[Dataset rows describing interfaces]

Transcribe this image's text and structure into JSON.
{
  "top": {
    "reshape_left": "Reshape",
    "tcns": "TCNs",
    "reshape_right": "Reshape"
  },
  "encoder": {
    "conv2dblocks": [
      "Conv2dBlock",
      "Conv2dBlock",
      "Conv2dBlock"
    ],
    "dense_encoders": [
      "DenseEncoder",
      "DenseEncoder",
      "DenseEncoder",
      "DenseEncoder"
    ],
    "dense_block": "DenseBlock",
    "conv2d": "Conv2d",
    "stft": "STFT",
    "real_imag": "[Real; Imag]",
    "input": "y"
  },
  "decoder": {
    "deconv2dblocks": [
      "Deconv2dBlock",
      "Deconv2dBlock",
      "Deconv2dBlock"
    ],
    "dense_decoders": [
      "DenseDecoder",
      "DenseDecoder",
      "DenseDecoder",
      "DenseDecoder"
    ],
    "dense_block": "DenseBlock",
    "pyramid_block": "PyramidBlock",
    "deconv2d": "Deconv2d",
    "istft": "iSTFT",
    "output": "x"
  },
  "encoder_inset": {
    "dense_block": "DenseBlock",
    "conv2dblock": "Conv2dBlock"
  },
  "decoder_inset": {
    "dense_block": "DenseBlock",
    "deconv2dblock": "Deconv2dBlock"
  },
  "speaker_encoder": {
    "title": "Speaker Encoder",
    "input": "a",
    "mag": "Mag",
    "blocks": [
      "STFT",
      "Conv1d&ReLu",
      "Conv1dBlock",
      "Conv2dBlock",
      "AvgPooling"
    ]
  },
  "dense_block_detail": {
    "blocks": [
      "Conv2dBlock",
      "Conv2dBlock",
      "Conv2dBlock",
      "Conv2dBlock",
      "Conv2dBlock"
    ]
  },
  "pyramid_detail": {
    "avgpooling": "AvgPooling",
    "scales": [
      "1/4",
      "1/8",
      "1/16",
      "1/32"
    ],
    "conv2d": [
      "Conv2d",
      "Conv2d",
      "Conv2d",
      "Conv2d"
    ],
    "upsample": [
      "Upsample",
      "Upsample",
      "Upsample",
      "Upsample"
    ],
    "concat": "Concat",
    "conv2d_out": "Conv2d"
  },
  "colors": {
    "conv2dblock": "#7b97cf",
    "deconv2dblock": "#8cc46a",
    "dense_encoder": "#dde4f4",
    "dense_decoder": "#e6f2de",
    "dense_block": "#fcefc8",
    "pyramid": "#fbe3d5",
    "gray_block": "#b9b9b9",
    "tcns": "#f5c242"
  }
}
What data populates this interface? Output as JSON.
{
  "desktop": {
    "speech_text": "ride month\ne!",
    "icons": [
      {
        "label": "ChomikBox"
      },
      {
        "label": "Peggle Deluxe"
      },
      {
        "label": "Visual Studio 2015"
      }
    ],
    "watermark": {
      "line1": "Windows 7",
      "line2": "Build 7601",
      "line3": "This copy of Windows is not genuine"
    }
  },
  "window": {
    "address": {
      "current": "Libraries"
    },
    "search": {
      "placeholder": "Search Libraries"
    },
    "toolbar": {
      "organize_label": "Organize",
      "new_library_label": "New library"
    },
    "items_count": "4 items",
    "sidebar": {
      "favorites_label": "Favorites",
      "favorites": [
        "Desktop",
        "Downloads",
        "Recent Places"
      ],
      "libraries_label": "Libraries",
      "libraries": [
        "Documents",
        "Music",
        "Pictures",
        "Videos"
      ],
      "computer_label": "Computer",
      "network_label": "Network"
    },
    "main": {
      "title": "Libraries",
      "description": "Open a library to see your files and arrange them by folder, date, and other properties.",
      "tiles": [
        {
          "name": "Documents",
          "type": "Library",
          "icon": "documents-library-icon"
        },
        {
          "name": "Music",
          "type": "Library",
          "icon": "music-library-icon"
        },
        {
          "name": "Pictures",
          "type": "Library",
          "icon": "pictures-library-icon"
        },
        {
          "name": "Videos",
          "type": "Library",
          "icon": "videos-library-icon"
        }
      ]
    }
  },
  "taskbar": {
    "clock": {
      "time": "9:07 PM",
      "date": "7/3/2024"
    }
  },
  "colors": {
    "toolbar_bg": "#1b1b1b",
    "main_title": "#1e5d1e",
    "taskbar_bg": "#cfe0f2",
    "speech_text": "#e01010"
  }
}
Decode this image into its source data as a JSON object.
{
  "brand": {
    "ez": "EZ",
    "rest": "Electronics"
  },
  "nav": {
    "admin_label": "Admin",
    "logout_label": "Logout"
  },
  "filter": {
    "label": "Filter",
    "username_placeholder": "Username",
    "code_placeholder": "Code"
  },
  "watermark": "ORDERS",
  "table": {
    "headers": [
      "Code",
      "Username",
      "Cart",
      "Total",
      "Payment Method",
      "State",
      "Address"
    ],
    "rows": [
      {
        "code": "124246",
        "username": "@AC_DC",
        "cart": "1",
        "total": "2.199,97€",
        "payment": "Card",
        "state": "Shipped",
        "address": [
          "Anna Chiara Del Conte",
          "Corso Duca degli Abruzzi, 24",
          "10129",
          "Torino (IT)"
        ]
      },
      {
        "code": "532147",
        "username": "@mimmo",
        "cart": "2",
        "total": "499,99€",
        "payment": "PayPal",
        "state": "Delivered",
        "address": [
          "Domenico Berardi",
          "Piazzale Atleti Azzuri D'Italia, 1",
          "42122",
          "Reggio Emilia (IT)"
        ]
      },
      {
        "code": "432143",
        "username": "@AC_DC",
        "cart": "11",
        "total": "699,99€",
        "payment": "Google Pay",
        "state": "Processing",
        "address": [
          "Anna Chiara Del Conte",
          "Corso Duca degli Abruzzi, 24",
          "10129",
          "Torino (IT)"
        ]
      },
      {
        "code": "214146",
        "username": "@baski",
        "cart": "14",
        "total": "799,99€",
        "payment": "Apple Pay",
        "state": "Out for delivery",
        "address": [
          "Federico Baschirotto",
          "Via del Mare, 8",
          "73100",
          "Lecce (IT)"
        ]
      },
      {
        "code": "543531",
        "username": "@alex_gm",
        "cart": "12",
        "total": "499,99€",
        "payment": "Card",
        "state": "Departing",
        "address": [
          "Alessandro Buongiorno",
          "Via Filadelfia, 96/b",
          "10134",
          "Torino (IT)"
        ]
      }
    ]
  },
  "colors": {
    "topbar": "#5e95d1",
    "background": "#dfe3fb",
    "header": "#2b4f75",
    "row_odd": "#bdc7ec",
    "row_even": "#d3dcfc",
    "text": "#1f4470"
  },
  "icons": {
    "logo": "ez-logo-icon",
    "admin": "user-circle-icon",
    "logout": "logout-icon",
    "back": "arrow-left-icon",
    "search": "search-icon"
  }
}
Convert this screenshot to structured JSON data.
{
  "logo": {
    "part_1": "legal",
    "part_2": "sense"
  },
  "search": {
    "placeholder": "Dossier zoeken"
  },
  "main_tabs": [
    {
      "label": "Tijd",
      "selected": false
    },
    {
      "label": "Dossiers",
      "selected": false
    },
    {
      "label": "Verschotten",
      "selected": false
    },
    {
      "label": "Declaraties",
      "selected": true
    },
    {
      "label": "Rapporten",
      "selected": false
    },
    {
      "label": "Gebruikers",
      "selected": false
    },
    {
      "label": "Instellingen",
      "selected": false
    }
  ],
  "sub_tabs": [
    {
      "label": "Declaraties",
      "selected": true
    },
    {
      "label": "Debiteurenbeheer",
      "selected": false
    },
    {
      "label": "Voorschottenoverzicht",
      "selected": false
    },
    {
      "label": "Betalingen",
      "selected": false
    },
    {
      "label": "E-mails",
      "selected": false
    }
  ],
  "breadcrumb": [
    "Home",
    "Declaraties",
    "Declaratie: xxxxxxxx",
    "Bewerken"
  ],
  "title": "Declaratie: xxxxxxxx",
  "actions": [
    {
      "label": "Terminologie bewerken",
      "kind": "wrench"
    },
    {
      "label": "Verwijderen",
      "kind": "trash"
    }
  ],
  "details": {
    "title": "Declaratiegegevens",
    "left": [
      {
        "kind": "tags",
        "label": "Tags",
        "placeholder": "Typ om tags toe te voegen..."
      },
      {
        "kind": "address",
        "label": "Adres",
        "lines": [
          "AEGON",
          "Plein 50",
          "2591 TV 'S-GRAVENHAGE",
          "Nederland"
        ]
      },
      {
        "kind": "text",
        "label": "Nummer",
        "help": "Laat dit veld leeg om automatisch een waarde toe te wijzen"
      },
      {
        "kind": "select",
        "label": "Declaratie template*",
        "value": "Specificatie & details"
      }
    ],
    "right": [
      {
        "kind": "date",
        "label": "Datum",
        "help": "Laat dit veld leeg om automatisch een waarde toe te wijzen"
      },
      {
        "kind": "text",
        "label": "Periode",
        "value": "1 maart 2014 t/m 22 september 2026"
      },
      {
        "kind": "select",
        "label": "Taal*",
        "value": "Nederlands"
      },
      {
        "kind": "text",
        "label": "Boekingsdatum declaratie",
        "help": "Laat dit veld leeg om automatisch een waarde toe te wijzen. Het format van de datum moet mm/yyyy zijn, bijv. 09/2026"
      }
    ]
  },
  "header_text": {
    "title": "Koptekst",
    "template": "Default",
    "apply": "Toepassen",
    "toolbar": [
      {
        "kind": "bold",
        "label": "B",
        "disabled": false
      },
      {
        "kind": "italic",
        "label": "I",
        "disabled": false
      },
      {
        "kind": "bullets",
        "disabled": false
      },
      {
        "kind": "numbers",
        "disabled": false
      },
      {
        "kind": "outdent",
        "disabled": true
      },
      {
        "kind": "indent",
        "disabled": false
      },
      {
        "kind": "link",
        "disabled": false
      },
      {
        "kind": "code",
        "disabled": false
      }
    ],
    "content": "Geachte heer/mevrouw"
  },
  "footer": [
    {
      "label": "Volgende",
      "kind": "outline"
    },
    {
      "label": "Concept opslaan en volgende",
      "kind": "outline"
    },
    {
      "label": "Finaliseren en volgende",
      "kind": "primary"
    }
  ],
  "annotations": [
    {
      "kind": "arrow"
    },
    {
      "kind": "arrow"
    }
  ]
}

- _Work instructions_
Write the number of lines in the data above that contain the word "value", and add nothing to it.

- _Solution_
3